Climbing roses are popular plants, but to call them "climbing" is a bit of a stretch, as these plants do not truly climb. Instead, they produce very long or tall canes that must be supported with a trellis or other support structure. There are many types of climbing roses, from those that bloom all summer (ever-blooming) to plants that bloom only in the spring. Regardless of the type, all climbing roses have the same basic growing needs.
Plant in a location that has full sun for a minimum of six hours per day and has rich, well-draining soil.
Amend the soil with a 2- to 4-inch layer organic mulch such as peat moss or leaf mold before planting. Spread it over the planting site, then work the material into the soil to a depth at least that of the rootball or container of the rose.
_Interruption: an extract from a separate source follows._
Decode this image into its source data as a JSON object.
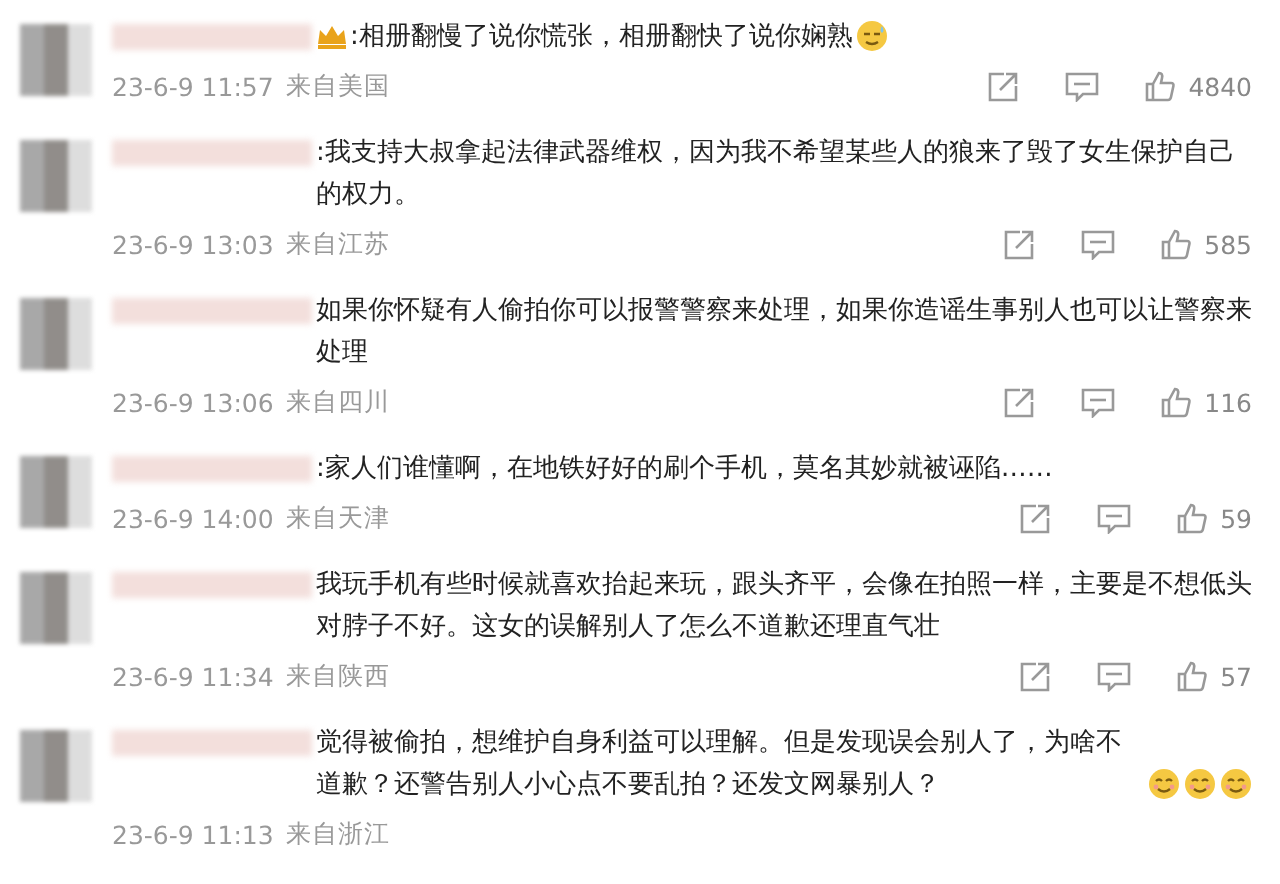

Dig a hole as deep and wide as the rootball or container. Make sure there is room for the roots to spread out. Place the rose in the ground so that the bud union (which is like a big, swollen bump on the stem) is just above the surface of the soil.
Backfill the hole with the removed soil, then tamp it down gently and water it until the water stops quickly soaking into the ground. Prune the rose immediately back to about 7 inches above the bud union.
Provide a support structure for the climbing rose. Insert a freestanding trellis into the ground behind the rose or attach it to a wall. Tie the canes to the trellis as they grow.
Fertilize the climbing rose after the first flowers appear but not sooner. Apply a fertilizer formulated for roses according to the directions on the label.
Water deeply and slowly; a drip or soaking hose is best. Water enough so that the soil is continually barely moist. Do not let the soil around the rose dry out. Apply 3-inch layer of mulch to help the soil retain moisture and stifle weed growth.